To call this thing ''bad'', is really doing it a disservice. It's actually beyond unbearable-a clear and relentlessly clumsy attempt to cash in on the tremendous success of ''The Sound Of Music''. If that wasn't enough, it features Edward G. Robinson and Florence Henderson in the SAME movie. Kind of like Pat Boone and Ann-Margret in the 1962 remake of ''State Fair''. No, Robinson and Henderson are not paired romantically. But they might as well have been-everything else in this so-called''Biography'' of Edvard Grieg is hilariously over the top, with everyone trying in vain to compete with the gorgeous location photography and substituting acting with simpers and bright, glassy smiles.
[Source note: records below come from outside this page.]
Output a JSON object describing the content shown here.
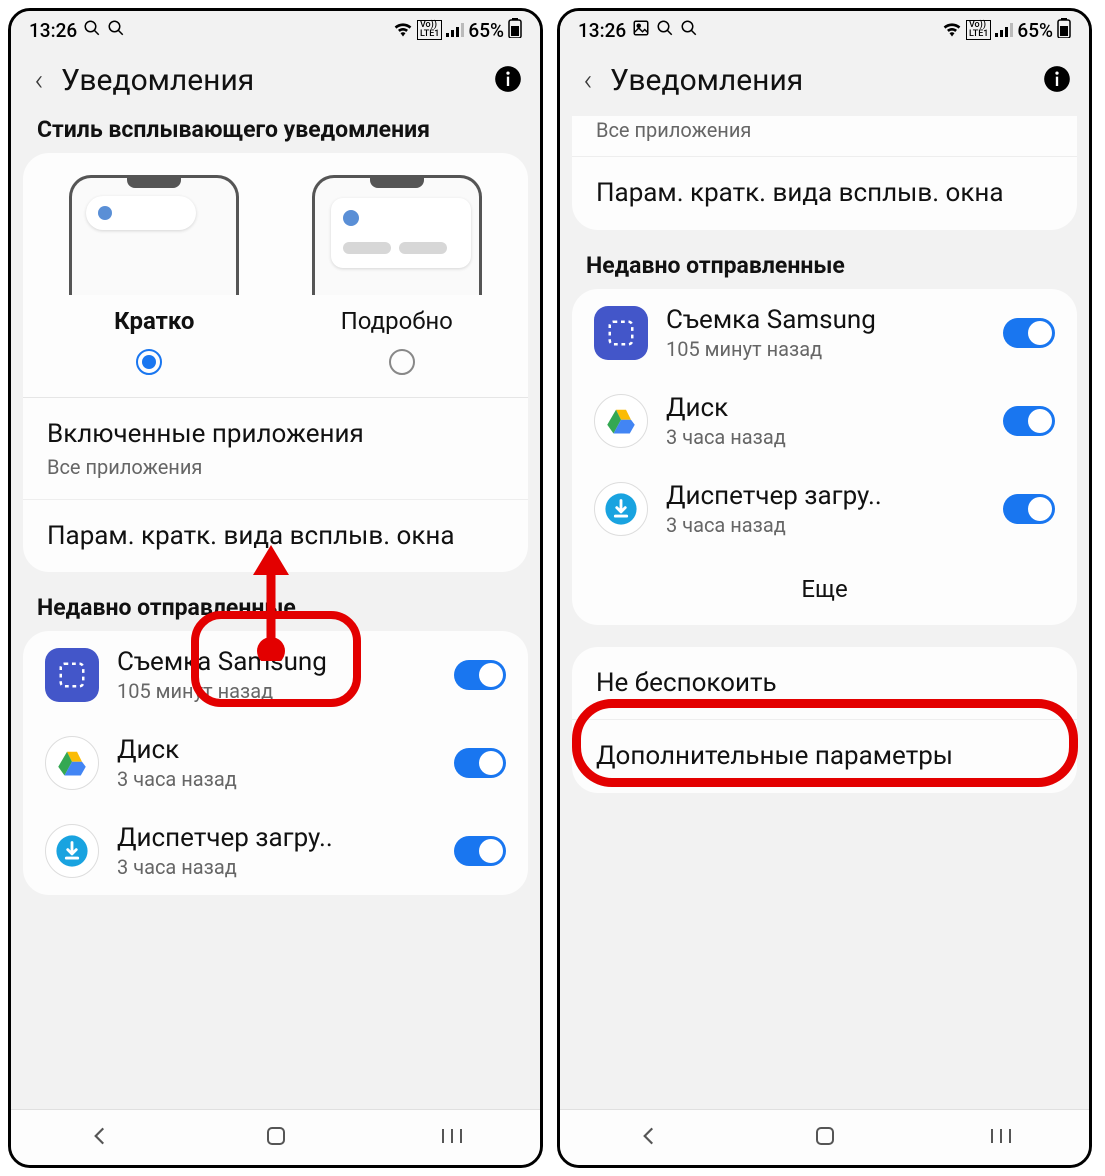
{
  "status": {
    "time": "13:26",
    "battery": "65%"
  },
  "header": {
    "title": "Уведомления"
  },
  "left": {
    "style_section": "Стиль всплывающего уведомления",
    "style_brief": "Кратко",
    "style_detailed": "Подробно",
    "included_apps_title": "Включенные приложения",
    "included_apps_sub": "Все приложения",
    "popup_params": "Парам. кратк. вида всплыв. окна",
    "recent_header": "Недавно отправленные",
    "apps": [
      {
        "name": "Съемка Samsung",
        "time": "105 минут назад"
      },
      {
        "name": "Диск",
        "time": "3 часа назад"
      },
      {
        "name": "Диспетчер загру..",
        "time": "3 часа назад"
      }
    ]
  },
  "right": {
    "all_apps": "Все приложения",
    "popup_params": "Парам. кратк. вида всплыв. окна",
    "recent_header": "Недавно отправленные",
    "apps": [
      {
        "name": "Съемка Samsung",
        "time": "105 минут назад"
      },
      {
        "name": "Диск",
        "time": "3 часа назад"
      },
      {
        "name": "Диспетчер загру..",
        "time": "3 часа назад"
      }
    ],
    "more": "Еще",
    "dnd": "Не беспокоить",
    "advanced": "Дополнительные параметры"
  }
}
Lucky for Florence, ''The Brady Bunch'' was just around the corner-because this ridiculous ''epic''pretty much killed her film career.Though the singing is fine, the music is not Grieg's best, and it's simply used as background for the scenery-which, by the second hour of this fiasco, begins to resemble one of those nature films which occasionally show up in small towns, accompanied by the Producer/Director who narrates it in person. One reviewer at the time this was first released stated: ''It seems to have been made by Trolls''. And not very talented ones, at that. Gives poor Norway a bad name.Not to mention Trolls....
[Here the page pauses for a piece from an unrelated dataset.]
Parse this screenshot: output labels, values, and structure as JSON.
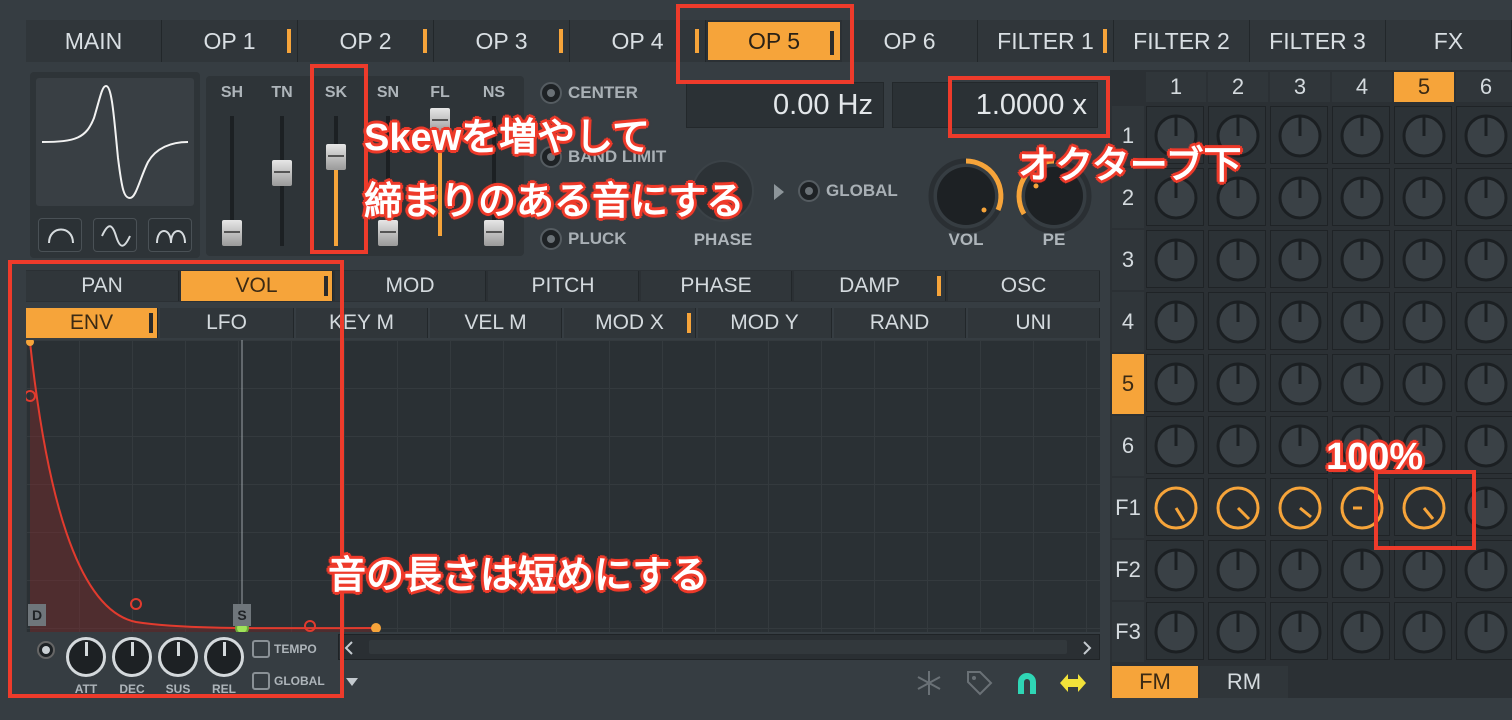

A Seasonal Treasure!.
''Scrooge'' a lavish musical version of Charles Dickens ''A Christmas Carol'' is also one of the best yuletide films ever made. The story, which recounts the strange and wonderful events which cause a miserable miser to reform, lends itself beautifully to a musical format. Though this was not the first ''Carol'' to be set to music, it is easily the best. The acting, by a seasoned British cast, is wonderful.Albert Finney does not ''act'' the part of Ebenezer Scrooge, he IS Scrooge. Ably supported by Dame Edith Evans, Alec Guinnes and Kenneth More, he brings both humanity and pathos to his portrayal. The songs, by Leslie Bricusse (''Willy Wonka And The Chocolate Factory'') are both haunting and moving, and, when the occasion calls for it, upbeat and jolly as well. The production itself, well directed by Ronald Neame (''Great Expectations'') is handsomely filmed and suitable for all ages. Among the supporting cast, both Laurence Naismith and Kay Walsh (also in Neame's classic ''Oliver Twist') stand out as Mr. and Mrs. Fezziwigg. Making a very auspicious film debut is Suzanne Neve, who makes a lovely Isabel, Scrooge's lost love. The orchestrations present the score to great advantage, and the excellent widescreen photography brings a fairy tale London to life. There are other fine adaptations out there, most notably ''Magoo's Christmas Carol'' (with it's terrific score), and Alastair Sim's ''Scrooge'', a somewhat darker version, but this one can stand with the best of them. Incidentally,the film was a box office failure back when it premiered in 1970, (though it broke records at the Radio City Music Hall) but subsequent television airings have alerted audiences to it's many virtues-and made it a Classic for all time.